The state bureaucracy works hard to rekindle my contempt for their bungling. The simple matter of a licence renewal was recently made difficult. How? By someone deciding that photo ID is now required on the licence document.
A previously simple task, repeated over countless years by simply mailing them a cheque, was complicated this year. I received, what appeared to be, a reasonable request in their letter:
“You are required to pay in person at your local Australia Post Office as it is a requirement to have your photograph taken. Australia Post can also process the payment for the renewal of the licence. Alternatively if your local Australia Post does not provide this service you may attend the Department of Transport or your local Shire office.”
Now, this should have been a simple task. But after visiting the local Shire office and three post offices, they all claimed no knowledge of their ability to perform these services. It was the fourth post office where this task was cheerfully performed.
Five lots of parking spots found, five queuing experiences and suddenly my whole morning had vanished. The end result? No benefit to me. No increased revenue to the State Government. But I have been robbed of a morning that could have been productively directed elsewhere.
This reminds me of Frederic Bastiat’s story about ‘the things seen and the things unseen’, told here by Henry Hazlitt. The morning of which I have just been robbed is very much ”seen” by me.
The thing “seen” by the bureaucracy who originated the “helpful letter” was the instruction, which appeared clear and co-operative.
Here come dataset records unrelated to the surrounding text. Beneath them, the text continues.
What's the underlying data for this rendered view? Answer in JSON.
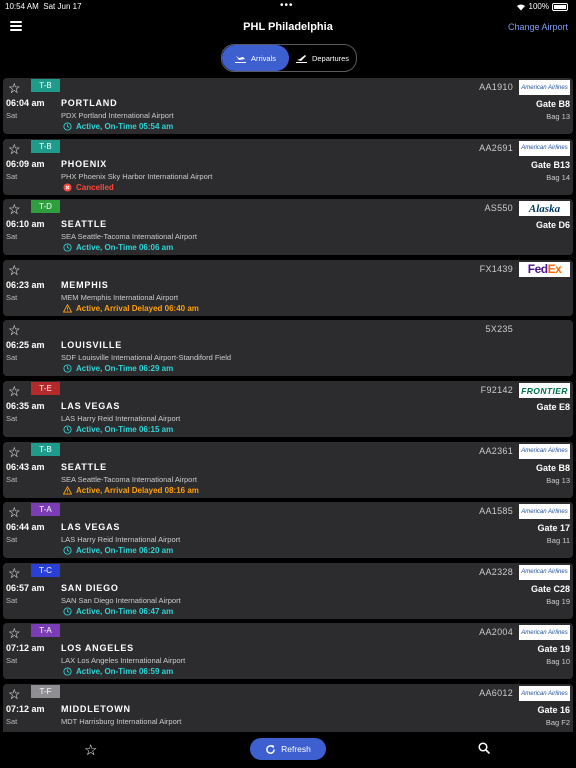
{
  "status_bar": {
    "time": "10:54 AM",
    "date": "Sat Jun 17",
    "battery": "100%",
    "dots": "•••"
  },
  "header": {
    "title": "PHL Philadelphia",
    "change_airport": "Change Airport"
  },
  "segments": {
    "arrivals": "Arrivals",
    "departures": "Departures",
    "selected": "arrivals"
  },
  "colors": {
    "accent": "#3d5fd0",
    "ontime": "#2ed3d6",
    "cancelled": "#ff453a",
    "delayed": "#ff9f0a",
    "T-B": "#1e9b8a",
    "T-D": "#2e9e3e",
    "T-E": "#b42a2a",
    "T-A": "#7a3db5",
    "T-C": "#2a3fd6",
    "T-F": "#8e8e93"
  },
  "flights": [
    {
      "terminal": "T-B",
      "time": "06:04 am",
      "day": "Sat",
      "city": "PORTLAND",
      "airport": "PDX Portland International Airport",
      "status": "Active, On-Time 05:54 am",
      "status_type": "ontime",
      "flight": "AA1910",
      "airline": "American Airlines",
      "airline_logo": "american",
      "gate": "Gate B8",
      "bag": "Bag 13"
    },
    {
      "terminal": "T-B",
      "time": "06:09 am",
      "day": "Sat",
      "city": "PHOENIX",
      "airport": "PHX Phoenix Sky Harbor International Airport",
      "status": "Cancelled",
      "status_type": "cancelled",
      "flight": "AA2691",
      "airline": "American Airlines",
      "airline_logo": "american",
      "gate": "Gate B13",
      "bag": "Bag 14"
    },
    {
      "terminal": "T-D",
      "time": "06:10 am",
      "day": "Sat",
      "city": "SEATTLE",
      "airport": "SEA Seattle-Tacoma International Airport",
      "status": "Active, On-Time 06:06 am",
      "status_type": "ontime",
      "flight": "AS550",
      "airline": "Alaska",
      "airline_logo": "alaska",
      "gate": "Gate D6",
      "bag": ""
    },
    {
      "terminal": "",
      "time": "06:23 am",
      "day": "Sat",
      "city": "MEMPHIS",
      "airport": "MEM Memphis International Airport",
      "status": "Active, Arrival Delayed 06:40 am",
      "status_type": "delayed",
      "flight": "FX1439",
      "airline": "FedEx",
      "airline_logo": "fedex",
      "gate": "",
      "bag": ""
    },
    {
      "terminal": "",
      "time": "06:25 am",
      "day": "Sat",
      "city": "LOUISVILLE",
      "airport": "SDF Louisville International Airport-Standiford Field",
      "status": "Active, On-Time 06:29 am",
      "status_type": "ontime",
      "flight": "5X235",
      "airline": "",
      "airline_logo": "",
      "gate": "",
      "bag": ""
    },
    {
      "terminal": "T-E",
      "time": "06:35 am",
      "day": "Sat",
      "city": "LAS VEGAS",
      "airport": "LAS Harry Reid International Airport",
      "status": "Active, On-Time 06:15 am",
      "status_type": "ontime",
      "flight": "F92142",
      "airline": "FRONTIER",
      "airline_logo": "frontier",
      "gate": "Gate E8",
      "bag": ""
    },
    {
      "terminal": "T-B",
      "time": "06:43 am",
      "day": "Sat",
      "city": "SEATTLE",
      "airport": "SEA Seattle-Tacoma International Airport",
      "status": "Active, Arrival Delayed 08:16 am",
      "status_type": "delayed",
      "flight": "AA2361",
      "airline": "American Airlines",
      "airline_logo": "american",
      "gate": "Gate B8",
      "bag": "Bag 13"
    },
    {
      "terminal": "T-A",
      "time": "06:44 am",
      "day": "Sat",
      "city": "LAS VEGAS",
      "airport": "LAS Harry Reid International Airport",
      "status": "Active, On-Time 06:20 am",
      "status_type": "ontime",
      "flight": "AA1585",
      "airline": "American Airlines",
      "airline_logo": "american",
      "gate": "Gate 17",
      "bag": "Bag 11"
    },
    {
      "terminal": "T-C",
      "time": "06:57 am",
      "day": "Sat",
      "city": "SAN DIEGO",
      "airport": "SAN San Diego International Airport",
      "status": "Active, On-Time 06:47 am",
      "status_type": "ontime",
      "flight": "AA2328",
      "airline": "American Airlines",
      "airline_logo": "american",
      "gate": "Gate C28",
      "bag": "Bag 19"
    },
    {
      "terminal": "T-A",
      "time": "07:12 am",
      "day": "Sat",
      "city": "LOS ANGELES",
      "airport": "LAX Los Angeles International Airport",
      "status": "Active, On-Time 06:59 am",
      "status_type": "ontime",
      "flight": "AA2004",
      "airline": "American Airlines",
      "airline_logo": "american",
      "gate": "Gate 19",
      "bag": "Bag 10"
    },
    {
      "terminal": "T-F",
      "time": "07:12 am",
      "day": "Sat",
      "city": "MIDDLETOWN",
      "airport": "MDT Harrisburg International Airport",
      "status": "",
      "status_type": "ontime",
      "flight": "AA6012",
      "airline": "American Airlines",
      "airline_logo": "american",
      "gate": "Gate 16",
      "bag": "Bag F2"
    }
  ],
  "bottom_bar": {
    "refresh": "Refresh",
    "favorites_icon": "star-icon",
    "search_icon": "search-icon"
  }
}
What forever will remain “unseen” is the inconvenience they inflict on others. I’m sure I’m not the only person who has suffered the above time-wasting exercise.